**What to do**
Show only those lines of the entries where the string "text" is found.

Data about app and page elements
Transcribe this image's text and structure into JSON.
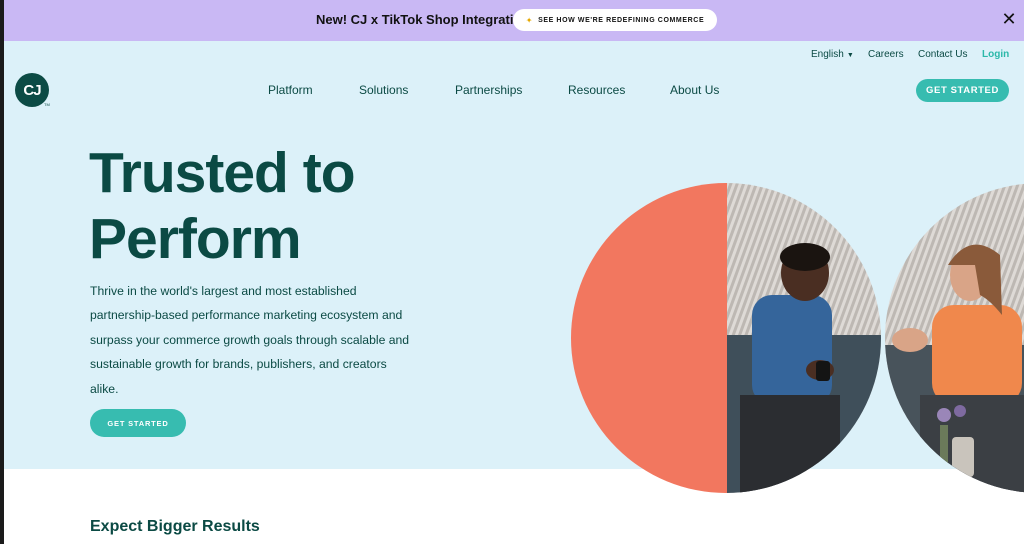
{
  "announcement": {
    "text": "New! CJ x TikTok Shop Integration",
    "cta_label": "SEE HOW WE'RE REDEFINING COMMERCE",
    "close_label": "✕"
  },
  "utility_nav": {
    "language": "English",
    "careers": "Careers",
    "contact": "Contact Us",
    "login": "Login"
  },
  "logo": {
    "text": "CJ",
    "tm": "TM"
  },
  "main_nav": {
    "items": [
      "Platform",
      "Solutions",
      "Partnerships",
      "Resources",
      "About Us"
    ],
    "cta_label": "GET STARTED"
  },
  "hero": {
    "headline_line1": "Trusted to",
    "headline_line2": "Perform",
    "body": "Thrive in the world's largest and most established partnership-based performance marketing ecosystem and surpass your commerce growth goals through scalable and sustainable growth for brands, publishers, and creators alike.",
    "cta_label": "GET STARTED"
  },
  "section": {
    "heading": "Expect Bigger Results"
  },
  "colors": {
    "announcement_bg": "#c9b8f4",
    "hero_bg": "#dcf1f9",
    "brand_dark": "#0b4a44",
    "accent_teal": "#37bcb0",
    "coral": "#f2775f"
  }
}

**The completed task**
Transcribe this image's text and structure into JSON.
    "text": "New! CJ x TikTok Shop Integration",
    "text": "CJ",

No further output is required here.